The Eagle has landed
(printed in Warwickshire Life, March 2010)
My father was an infinitely sensible man. As a barrister and subsequent high court judge, common sense was more than a philosophy; it was a way of life. By contrast, it seemed my mission - often unwittingly – was to challenge his more staid opinions.
Apart from one very sad “orange hair” incident, and some rather unfortunate fashion and boyfriend choices in my mid to late teens, the one thing the grieved my father most was the fact I have never been a ‘woman of property’.
My father loathed the way my career -- as a roaming Shakespeare scholar -- took me galloping apace about the globe. To him, my chosen occupation was only slightly better than being in the circus, as it always seemed to lead me from one rented house, flat or apartment to the next.
“What will you have to show for yourself at the end of it all, young lady? Nothing. Just a rent receipt. Why can’t you see that that there’s nothing safer than houses?” he would say, firmly ensconced behind his newspaper.
The fact that I had just landed in Manhattan, to teach Shakespeare studies at one of America’s leading universities, was immaterial. Also immaterial was the fact NYC was, and is, one of the most expensive locales in the universe; where few, if any, without the surname Astor, Morgan or Rockefeller, stand a chance of actually owning property. These arguments did nothing to alter my father's opinion of my choices or prospects.
How I wish that he could see me now that I have finally become a ‘woman of property.’ I have no doubt he would be delighted that I am finally settled, and have a place to call my own.
It would no doubt amuse him that my new home is here in Warwickshire, the land of Shakespeare. Warwickshire, “England’s England,” is the Britain we Americans imagine in our most Anglophilic fantasies. Fantasies nourished by a steady diet of “Miss Marple,” “The Vicar of Dibley,” any Jane Austen film, and countless other British imports presented in heavy rotation on America’s educational network, PBS (Public Broadcasting Service). Creating a space for myself here has long been my dream.

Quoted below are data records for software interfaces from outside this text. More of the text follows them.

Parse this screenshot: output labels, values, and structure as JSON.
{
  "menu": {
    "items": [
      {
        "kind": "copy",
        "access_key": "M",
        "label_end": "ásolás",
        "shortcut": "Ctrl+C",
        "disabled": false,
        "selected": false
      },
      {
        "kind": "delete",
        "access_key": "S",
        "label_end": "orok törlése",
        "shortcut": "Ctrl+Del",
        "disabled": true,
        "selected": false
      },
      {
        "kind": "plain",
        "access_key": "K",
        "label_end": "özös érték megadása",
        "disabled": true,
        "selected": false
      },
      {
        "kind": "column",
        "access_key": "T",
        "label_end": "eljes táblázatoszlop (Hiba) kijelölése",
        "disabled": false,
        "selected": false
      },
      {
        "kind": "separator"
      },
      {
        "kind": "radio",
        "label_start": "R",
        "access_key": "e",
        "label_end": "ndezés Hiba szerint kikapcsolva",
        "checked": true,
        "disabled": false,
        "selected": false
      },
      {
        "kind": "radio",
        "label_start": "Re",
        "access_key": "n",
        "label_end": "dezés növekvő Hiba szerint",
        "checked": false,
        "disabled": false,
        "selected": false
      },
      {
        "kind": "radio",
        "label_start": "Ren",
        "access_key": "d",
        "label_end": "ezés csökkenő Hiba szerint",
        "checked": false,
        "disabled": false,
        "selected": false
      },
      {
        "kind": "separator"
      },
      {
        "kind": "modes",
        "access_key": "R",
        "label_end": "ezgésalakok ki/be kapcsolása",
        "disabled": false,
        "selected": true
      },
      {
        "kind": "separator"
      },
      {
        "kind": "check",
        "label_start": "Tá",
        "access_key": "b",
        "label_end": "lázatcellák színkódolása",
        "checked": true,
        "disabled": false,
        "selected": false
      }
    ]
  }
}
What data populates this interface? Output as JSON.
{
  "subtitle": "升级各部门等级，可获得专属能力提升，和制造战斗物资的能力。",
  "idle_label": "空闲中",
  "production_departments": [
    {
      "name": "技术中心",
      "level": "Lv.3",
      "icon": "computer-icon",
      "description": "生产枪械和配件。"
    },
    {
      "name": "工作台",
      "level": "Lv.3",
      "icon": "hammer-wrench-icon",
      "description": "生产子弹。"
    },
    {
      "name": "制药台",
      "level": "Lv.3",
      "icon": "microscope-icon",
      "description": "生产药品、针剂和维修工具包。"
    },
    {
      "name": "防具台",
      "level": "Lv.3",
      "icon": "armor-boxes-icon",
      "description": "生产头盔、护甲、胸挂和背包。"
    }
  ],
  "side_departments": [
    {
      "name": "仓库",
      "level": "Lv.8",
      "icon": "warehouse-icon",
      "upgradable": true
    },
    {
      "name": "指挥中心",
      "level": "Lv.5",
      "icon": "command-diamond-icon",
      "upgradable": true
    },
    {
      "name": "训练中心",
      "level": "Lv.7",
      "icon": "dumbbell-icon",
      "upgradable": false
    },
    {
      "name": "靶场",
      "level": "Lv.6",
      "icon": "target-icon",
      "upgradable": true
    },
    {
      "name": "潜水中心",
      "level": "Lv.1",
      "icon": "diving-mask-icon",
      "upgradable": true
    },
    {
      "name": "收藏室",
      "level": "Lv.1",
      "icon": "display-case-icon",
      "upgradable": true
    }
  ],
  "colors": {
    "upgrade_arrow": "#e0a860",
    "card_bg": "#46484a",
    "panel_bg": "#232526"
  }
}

“History is now and England.” – T.S. Eliot
Like so many literary-minded and undeniably Anglophilic Americans before me, I felt the pull of English soil early on. My fate was sealed as a graduate student, studying in Stratford-upon-Avon, in my early twenties. The following diary excerpt reveals an irrepressible romanticism and high-blown admiration for this green and pleasant land bordering on the excessively Eliotian:
“Mornings in Warwickshire glisten with color and crystalline light. How many see these days in their glory, and see not the magical glow? How many race through their paces, unaware of the sheer specialness of their world? And we, with our outside eyes drink in all we can, intoxicated with the view. But, could one day, this landscape become our own? Can we consume until we have had our fill? How happy I would be to remain here in this fantastic world!” – 4 November 1991
It has taken time, tides and tempests to bring this wish to fulfillment. Still, I have got here in the end. I am sure my father, my favourite fellow Anglophile, is happy to see me settled, and that my “zany Shakespeare thing” has finally paid off.